# [Task to carry out]
Retype the entries below exactly, dropping the images.

# [Records for processing]
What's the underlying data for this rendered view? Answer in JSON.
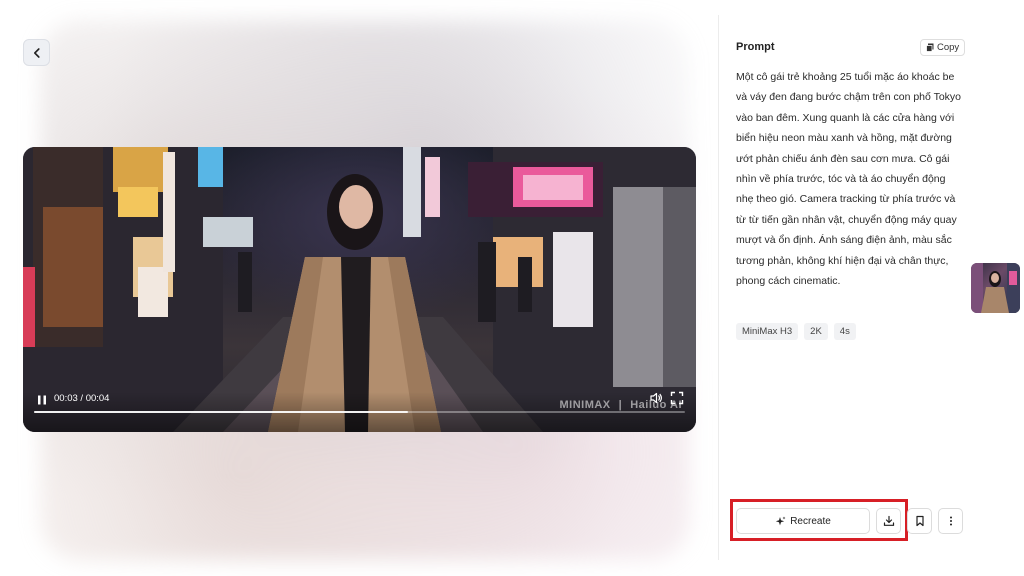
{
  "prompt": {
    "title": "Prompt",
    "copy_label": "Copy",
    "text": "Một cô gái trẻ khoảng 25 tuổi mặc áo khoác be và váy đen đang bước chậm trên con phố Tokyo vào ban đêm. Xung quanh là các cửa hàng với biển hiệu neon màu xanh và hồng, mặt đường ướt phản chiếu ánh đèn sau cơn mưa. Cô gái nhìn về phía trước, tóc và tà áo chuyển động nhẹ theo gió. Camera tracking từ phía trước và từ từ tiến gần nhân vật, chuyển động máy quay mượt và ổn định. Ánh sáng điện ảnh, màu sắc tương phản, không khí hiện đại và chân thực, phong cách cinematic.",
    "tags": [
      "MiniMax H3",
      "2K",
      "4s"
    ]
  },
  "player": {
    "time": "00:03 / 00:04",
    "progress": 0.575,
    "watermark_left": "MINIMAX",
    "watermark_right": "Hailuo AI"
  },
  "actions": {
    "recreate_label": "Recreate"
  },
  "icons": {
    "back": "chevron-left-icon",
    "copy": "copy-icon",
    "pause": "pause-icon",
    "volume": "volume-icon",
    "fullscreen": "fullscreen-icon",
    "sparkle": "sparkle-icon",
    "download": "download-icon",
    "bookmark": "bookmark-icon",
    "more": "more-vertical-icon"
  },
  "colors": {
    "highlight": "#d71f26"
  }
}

# [Reply]
What's the underlying data for this rendered view? Answer in JSON.
{
  "prompt": {
    "title": "Prompt",
    "copy_label": "Copy",
    "text": "Một cô gái trẻ khoảng 25 tuổi mặc áo khoác be và váy đen đang bước chậm trên con phố Tokyo vào ban đêm. Xung quanh là các cửa hàng với biển hiệu neon màu xanh và hồng, mặt đường ướt phản chiếu ánh đèn sau cơn mưa. Cô gái nhìn về phía trước, tóc và tà áo chuyển động nhẹ theo gió. Camera tracking từ phía trước và từ từ tiến gần nhân vật, chuyển động máy quay mượt và ổn định. Ánh sáng điện ảnh, màu sắc tương phản, không khí hiện đại và chân thực, phong cách cinematic.",
    "tags": [
      "MiniMax H3",
      "2K",
      "4s"
    ]
  },
  "player": {
    "time": "00:03 / 00:04",
    "progress": 0.575,
    "watermark_left": "MINIMAX",
    "watermark_right": "Hailuo AI"
  },
  "actions": {
    "recreate_label": "Recreate"
  },
  "icons": {
    "back": "chevron-left-icon",
    "copy": "copy-icon",
    "pause": "pause-icon",
    "volume": "volume-icon",
    "fullscreen": "fullscreen-icon",
    "sparkle": "sparkle-icon",
    "download": "download-icon",
    "bookmark": "bookmark-icon",
    "more": "more-vertical-icon"
  },
  "colors": {
    "highlight": "#d71f26"
  }
}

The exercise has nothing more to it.